faith that the leaders would participate... but, as ever with the bbc, politics is the greatest source of peril. in the recent election, the bbc showed an empty chair when the prime minister declined an interview. four days later, this... i think the system of funding out of what is effectively a general tax, isn't it, on everybody who has a tv, it bears reflection. today, the bbc faces unprecedented competition for eyes. given that millions of people are choosing to subscribe to a range of different services, like netflix, like amazon, like apple, the case for continuing to fund the bbc through a compulsory licence fee becomes weaker. the rise of the streaming giants provides cover for the bbc‘s political opponents, allowing them to question the very basis of the licence fee without appearing to be engaged in an ideological war. and yet with younger audiences flocking to other digital offerings, the future of the licence fee has to be in question.
so the perfect candidate to be the next director—general needs to combine political nous with commercial experience, editorialjudgment, and an intuitive understanding of what young people want. that means the perfect candidate doesn't exist. how can the next director—general win the argument for the licence fee? well, em... has anybody come up with a better system? you know, the bbc is in pretty rude health creatively, a lot of people are still consuming it. what's surprising, actually, is that it has managed to compete. i think people were predicting, ten years ago, that the bbc would be on its knees now, and clearly it isn't. but with young people tempted elsewhere, frequent hostility from government, and a revolutionised immediate landscape, this is a moment of high danger for the bbc. amol rajan, bbc news. as always, there's more on our website and i'm on social media. now on bbc news, sport today.
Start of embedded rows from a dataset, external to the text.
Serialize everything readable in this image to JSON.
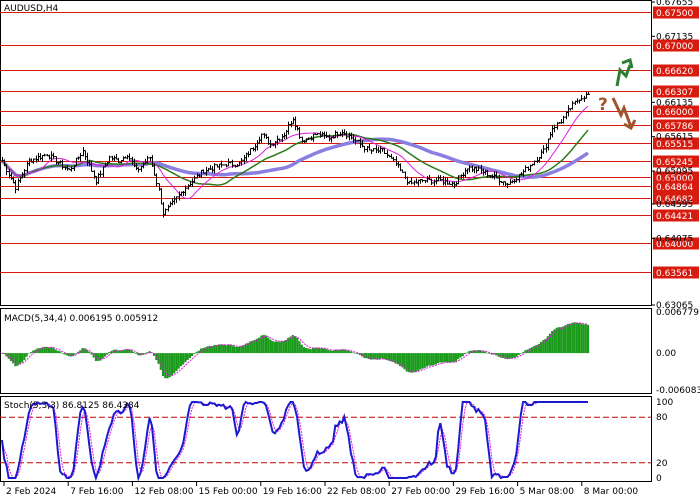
{
  "title": "AUDUSD,H4",
  "colors": {
    "grid": "#000000",
    "level_line": "#d81b0f",
    "price_label_bg": "#d81b0f",
    "bar": "#000000",
    "ma_fast": "#e01ee0",
    "ma_mid": "#2b7a1a",
    "ma_slow": "#8a7fe0",
    "macd_hist": "#1a9a1a",
    "macd_signal": "#e01ee0",
    "stoch_main": "#1a1ad0",
    "stoch_signal": "#e01ee0",
    "stoch_level": "#c00000",
    "arrow_up": "#2e7d32",
    "arrow_down": "#a0522d"
  },
  "main_panel": {
    "plain_ticks": [
      "0.67655",
      "0.67135",
      "0.66135",
      "0.65615",
      "0.65095",
      "0.64595",
      "0.64075",
      "0.63065"
    ],
    "levels": [
      "0.67500",
      "0.67000",
      "0.66620",
      "0.66307",
      "0.66000",
      "0.65786",
      "0.65515",
      "0.65245",
      "0.65000",
      "0.64864",
      "0.64682",
      "0.64421",
      "0.64000",
      "0.63561"
    ],
    "signals": {
      "up_arrow_icon": "double-chevron-up-icon",
      "question_mark": "?",
      "down_arrow_icon": "zigzag-down-arrow-icon"
    }
  },
  "macd_panel": {
    "label": "MACD(5,34,4) 0.006195 0.005912",
    "ticks": [
      "0.006779",
      "0.00",
      "-0.006083"
    ]
  },
  "stoch_panel": {
    "label": "Stoch(5,3,3) 86.8125 86.4384",
    "ticks": [
      "100",
      "80",
      "20",
      "0"
    ]
  },
  "time_axis": [
    "2 Feb 2024",
    "7 Feb 16:00",
    "12 Feb 08:00",
    "15 Feb 00:00",
    "19 Feb 16:00",
    "22 Feb 08:00",
    "27 Feb 00:00",
    "29 Feb 16:00",
    "5 Mar 08:00",
    "8 Mar 00:00"
  ],
  "chart_data": {
    "type": "line",
    "instrument": "AUDUSD,H4",
    "price_anchors": [
      {
        "i": 0,
        "p": 0.6525
      },
      {
        "i": 6,
        "p": 0.6485
      },
      {
        "i": 12,
        "p": 0.6525
      },
      {
        "i": 20,
        "p": 0.6535
      },
      {
        "i": 30,
        "p": 0.651
      },
      {
        "i": 36,
        "p": 0.654
      },
      {
        "i": 42,
        "p": 0.6495
      },
      {
        "i": 48,
        "p": 0.653
      },
      {
        "i": 52,
        "p": 0.6525
      },
      {
        "i": 56,
        "p": 0.6535
      },
      {
        "i": 60,
        "p": 0.651
      },
      {
        "i": 66,
        "p": 0.653
      },
      {
        "i": 70,
        "p": 0.648
      },
      {
        "i": 72,
        "p": 0.6445
      },
      {
        "i": 76,
        "p": 0.646
      },
      {
        "i": 82,
        "p": 0.6485
      },
      {
        "i": 90,
        "p": 0.651
      },
      {
        "i": 100,
        "p": 0.652
      },
      {
        "i": 106,
        "p": 0.652
      },
      {
        "i": 112,
        "p": 0.6545
      },
      {
        "i": 116,
        "p": 0.6565
      },
      {
        "i": 120,
        "p": 0.655
      },
      {
        "i": 126,
        "p": 0.6565
      },
      {
        "i": 130,
        "p": 0.659
      },
      {
        "i": 134,
        "p": 0.6555
      },
      {
        "i": 140,
        "p": 0.6565
      },
      {
        "i": 146,
        "p": 0.656
      },
      {
        "i": 152,
        "p": 0.657
      },
      {
        "i": 158,
        "p": 0.6555
      },
      {
        "i": 164,
        "p": 0.654
      },
      {
        "i": 170,
        "p": 0.654
      },
      {
        "i": 176,
        "p": 0.652
      },
      {
        "i": 182,
        "p": 0.649
      },
      {
        "i": 188,
        "p": 0.6495
      },
      {
        "i": 196,
        "p": 0.6495
      },
      {
        "i": 202,
        "p": 0.649
      },
      {
        "i": 208,
        "p": 0.6515
      },
      {
        "i": 214,
        "p": 0.651
      },
      {
        "i": 220,
        "p": 0.65
      },
      {
        "i": 226,
        "p": 0.649
      },
      {
        "i": 232,
        "p": 0.6505
      },
      {
        "i": 238,
        "p": 0.6525
      },
      {
        "i": 242,
        "p": 0.654
      },
      {
        "i": 246,
        "p": 0.6575
      },
      {
        "i": 250,
        "p": 0.6585
      },
      {
        "i": 254,
        "p": 0.6605
      },
      {
        "i": 258,
        "p": 0.662
      },
      {
        "i": 262,
        "p": 0.6625
      }
    ],
    "bar_count": 263,
    "ylim": [
      0.63065,
      0.67655
    ],
    "macd_range": [
      -0.006083,
      0.006779
    ],
    "stoch_range": [
      0,
      100
    ],
    "stoch_levels": [
      20,
      80
    ]
  }
}
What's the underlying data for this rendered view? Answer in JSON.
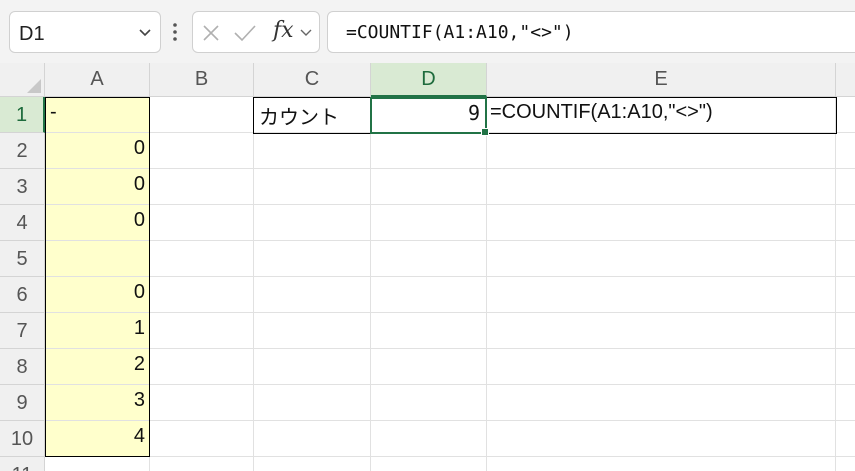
{
  "name_box": {
    "value": "D1"
  },
  "formula_bar": {
    "fx_label": "fx",
    "value": "=COUNTIF(A1:A10,\"<>\")"
  },
  "columns": [
    "A",
    "B",
    "C",
    "D",
    "E"
  ],
  "rows": [
    "1",
    "2",
    "3",
    "4",
    "5",
    "6",
    "7",
    "8",
    "9",
    "10",
    "11"
  ],
  "selected_cell": "D1",
  "cells": {
    "A1": "-",
    "A2": "0",
    "A3": "0",
    "A4": "0",
    "A5": "",
    "A6": "0",
    "A7": "1",
    "A8": "2",
    "A9": "3",
    "A10": "4",
    "C1": "カウント",
    "D1": "9",
    "E1": "=COUNTIF(A1:A10,\"<>\")"
  },
  "colors": {
    "highlight_fill": "#ffffcc",
    "selection": "#217346"
  }
}
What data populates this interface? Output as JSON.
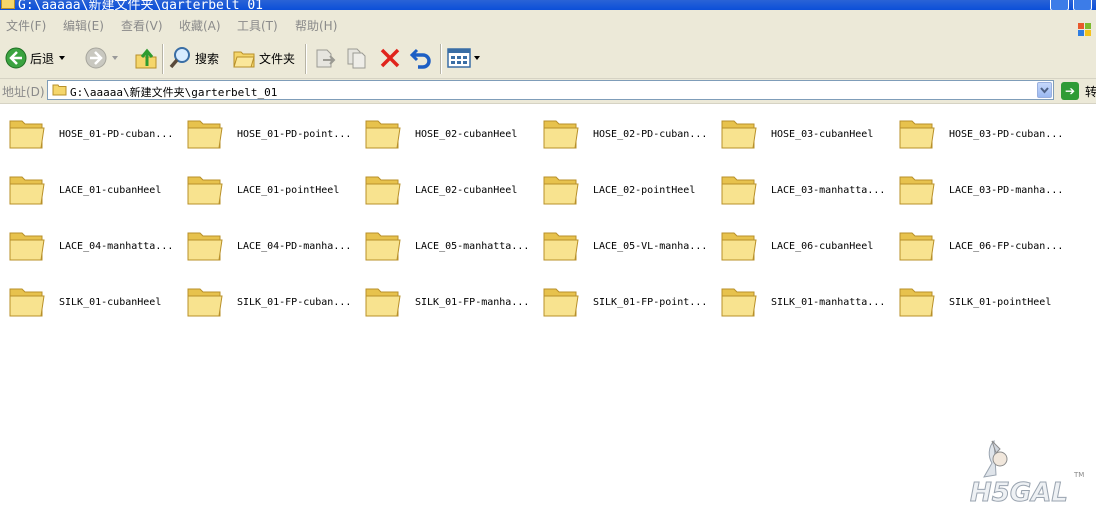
{
  "window": {
    "title": "G:\\aaaaa\\新建文件夹\\garterbelt_01"
  },
  "menu": [
    "文件(F)",
    "编辑(E)",
    "查看(V)",
    "收藏(A)",
    "工具(T)",
    "帮助(H)"
  ],
  "toolbar": {
    "back_label": "后退",
    "search_label": "搜索",
    "folders_label": "文件夹"
  },
  "address": {
    "label": "地址(D)",
    "value": "G:\\aaaaa\\新建文件夹\\garterbelt_01",
    "go_label": "转"
  },
  "icons": {
    "back": "back-arrow-icon",
    "forward": "forward-arrow-icon",
    "up": "up-folder-icon",
    "search": "search-magnifier-icon",
    "folders": "folders-icon",
    "move": "move-to-icon",
    "copy": "copy-to-icon",
    "delete": "delete-icon",
    "undo": "undo-icon",
    "views": "views-icon"
  },
  "folders": [
    [
      "HOSE_01-PD-cuban...",
      "HOSE_01-PD-point...",
      "HOSE_02-cubanHeel",
      "HOSE_02-PD-cuban...",
      "HOSE_03-cubanHeel",
      "HOSE_03-PD-cuban..."
    ],
    [
      "LACE_01-cubanHeel",
      "LACE_01-pointHeel",
      "LACE_02-cubanHeel",
      "LACE_02-pointHeel",
      "LACE_03-manhatta...",
      "LACE_03-PD-manha..."
    ],
    [
      "LACE_04-manhatta...",
      "LACE_04-PD-manha...",
      "LACE_05-manhatta...",
      "LACE_05-VL-manha...",
      "LACE_06-cubanHeel",
      "LACE_06-FP-cuban..."
    ],
    [
      "SILK_01-cubanHeel",
      "SILK_01-FP-cuban...",
      "SILK_01-FP-manha...",
      "SILK_01-FP-point...",
      "SILK_01-manhatta...",
      "SILK_01-pointHeel"
    ]
  ],
  "watermark": {
    "text": "H5GAL",
    "tm": "TM"
  },
  "colors": {
    "chrome": "#ece9d8",
    "titlebar": "#0b4fd8",
    "folder": "#f6dd7a"
  }
}
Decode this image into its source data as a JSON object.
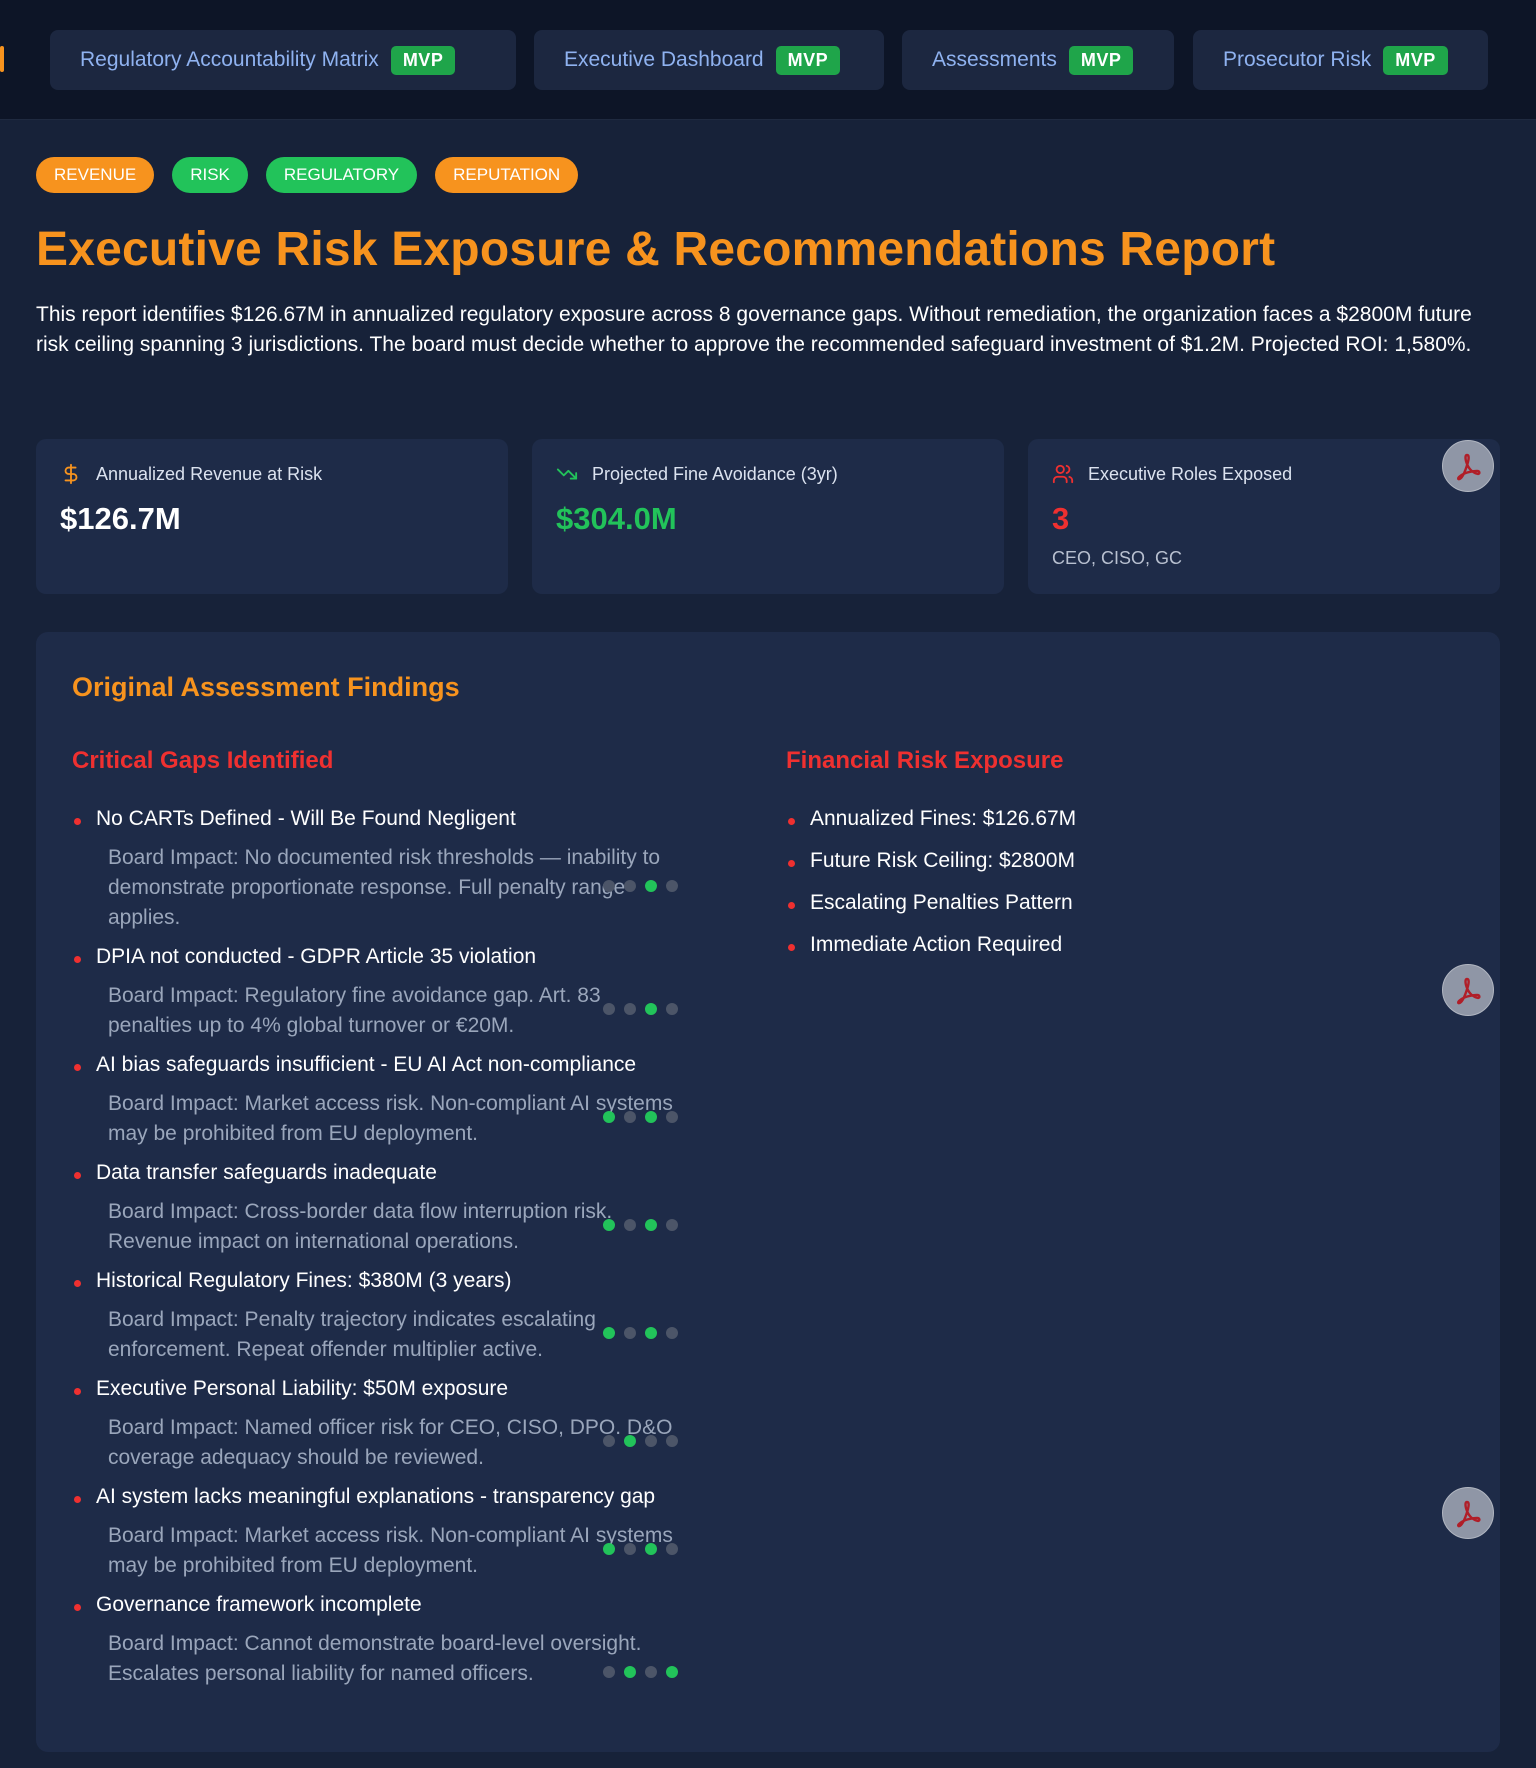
{
  "nav": {
    "tabs": [
      {
        "label": "Regulatory Accountability Matrix",
        "badge": "MVP"
      },
      {
        "label": "Executive Dashboard",
        "badge": "MVP"
      },
      {
        "label": "Assessments",
        "badge": "MVP"
      },
      {
        "label": "Prosecutor Risk",
        "badge": "MVP"
      }
    ]
  },
  "tags": [
    "REVENUE",
    "RISK",
    "REGULATORY",
    "REPUTATION"
  ],
  "report": {
    "title": "Executive Risk Exposure & Recommendations Report",
    "intro": "This report identifies $126.67M in annualized regulatory exposure across 8 governance gaps. Without remediation, the organization faces a $2800M future risk ceiling spanning 3 jurisdictions. The board must decide whether to approve the recommended safeguard investment of $1.2M. Projected ROI: 1,580%."
  },
  "cards": [
    {
      "label": "Annualized Revenue at Risk",
      "value": "$126.7M",
      "icon": "dollar-icon",
      "color": "#ffffff"
    },
    {
      "label": "Projected Fine Avoidance (3yr)",
      "value": "$304.0M",
      "icon": "trending-down-icon",
      "color": "#22c35a"
    },
    {
      "label": "Executive Roles Exposed",
      "value": "3",
      "sub": "CEO, CISO, GC",
      "icon": "users-icon",
      "color": "#ef3030"
    }
  ],
  "findings": {
    "title": "Original Assessment Findings",
    "gaps_title": "Critical Gaps Identified",
    "gaps": [
      {
        "title": "No CARTs Defined - Will Be Found Negligent",
        "impact": "Board Impact: No documented risk thresholds — inability to demonstrate proportionate response. Full penalty range applies.",
        "dots": [
          false,
          false,
          true,
          false
        ]
      },
      {
        "title": "DPIA not conducted - GDPR Article 35 violation",
        "impact": "Board Impact: Regulatory fine avoidance gap. Art. 83 penalties up to 4% global turnover or €20M.",
        "dots": [
          false,
          false,
          true,
          false
        ]
      },
      {
        "title": "AI bias safeguards insufficient - EU AI Act non-compliance",
        "impact": "Board Impact: Market access risk. Non-compliant AI systems may be prohibited from EU deployment.",
        "dots": [
          true,
          false,
          true,
          false
        ]
      },
      {
        "title": "Data transfer safeguards inadequate",
        "impact": "Board Impact: Cross-border data flow interruption risk. Revenue impact on international operations.",
        "dots": [
          true,
          false,
          true,
          false
        ]
      },
      {
        "title": "Historical Regulatory Fines: $380M (3 years)",
        "impact": "Board Impact: Penalty trajectory indicates escalating enforcement. Repeat offender multiplier active.",
        "dots": [
          true,
          false,
          true,
          false
        ]
      },
      {
        "title": "Executive Personal Liability: $50M exposure",
        "impact": "Board Impact: Named officer risk for CEO, CISO, DPO. D&O coverage adequacy should be reviewed.",
        "dots": [
          false,
          true,
          false,
          false
        ]
      },
      {
        "title": "AI system lacks meaningful explanations - transparency gap",
        "impact": "Board Impact: Market access risk. Non-compliant AI systems may be prohibited from EU deployment.",
        "dots": [
          true,
          false,
          true,
          false
        ]
      },
      {
        "title": "Governance framework incomplete",
        "impact": "Board Impact: Cannot demonstrate board-level oversight. Escalates personal liability for named officers.",
        "dots": [
          false,
          true,
          false,
          true
        ]
      }
    ],
    "financial_title": "Financial Risk Exposure",
    "financial": [
      "Annualized Fines: $126.67M",
      "Future Risk Ceiling: $2800M",
      "Escalating Penalties Pattern",
      "Immediate Action Required"
    ]
  },
  "colors": {
    "accent": "#f7931e",
    "success": "#22c35a",
    "danger": "#ef3030",
    "mvp": "#1fa54a"
  }
}
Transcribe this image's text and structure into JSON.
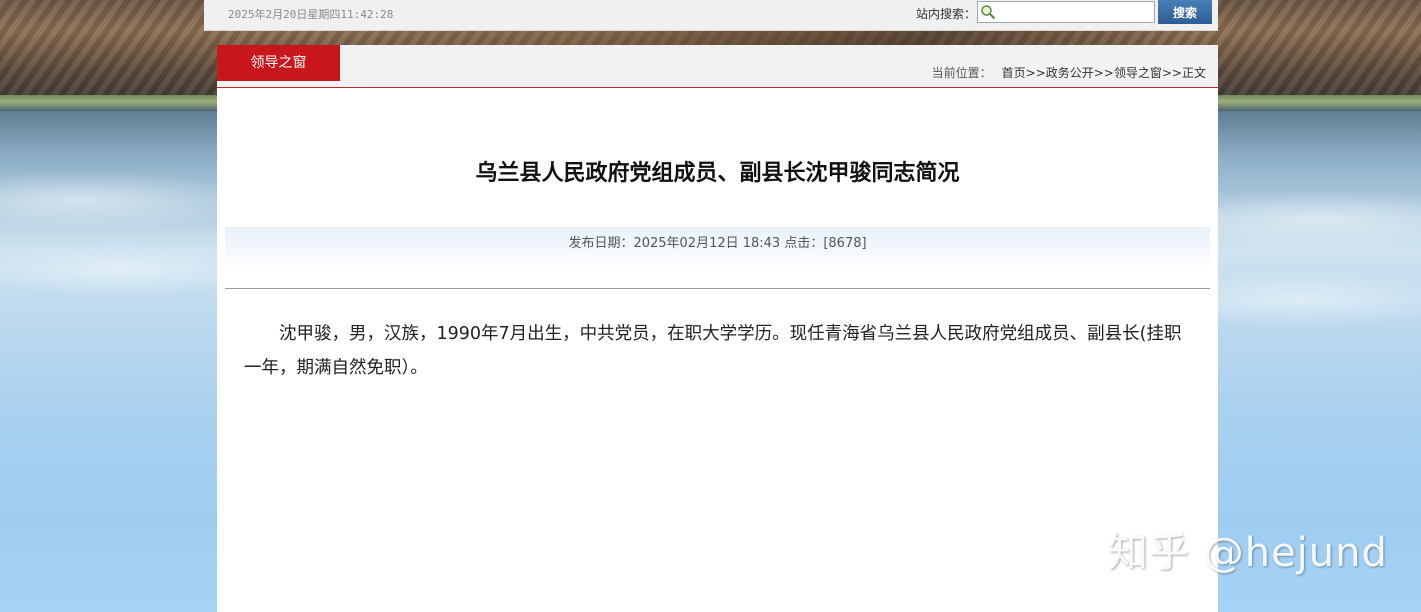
{
  "topbar": {
    "datetime": "2025年2月20日星期四11:42:28",
    "search_label": "站内搜索：",
    "search_placeholder": "",
    "search_button": "搜索"
  },
  "section": {
    "tab_label": "领导之窗"
  },
  "breadcrumb": {
    "label": "当前位置：",
    "items": [
      "首页",
      "政务公开",
      "领导之窗",
      "正文"
    ],
    "separator": ">>"
  },
  "article": {
    "title": "乌兰县人民政府党组成员、副县长沈甲骏同志简况",
    "meta": "发布日期：2025年02月12日 18:43  点击：[8678]",
    "body": "沈甲骏，男，汉族，1990年7月出生，中共党员，在职大学学历。现任青海省乌兰县人民政府党组成员、副县长(挂职一年，期满自然免职）。"
  },
  "watermark": "知乎 @hejund",
  "colors": {
    "accent_red": "#c8161d",
    "search_button_blue": "#3a6ea5"
  }
}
hello, this is sport today, from the bbc sport centre. coming up on this programme: we are alive at the australian open on day 2 of the championships, where we have already seen and upset. the number 12 seed, konta, we have already seen and upset. the number12 seed, konta, is we have already seen and upset. the number 12 seed, konta, is out. the toronto raptors proved too good for the hawks in atlanta as they make it four successive wins. and spar move off the bottom of serie a with a shock to — one win over atlanta. hello there and welcome to the programme, where we start with tennis, because the second day of the year's first grand slam, the australian open, is well under way in melbourne. monday's rain has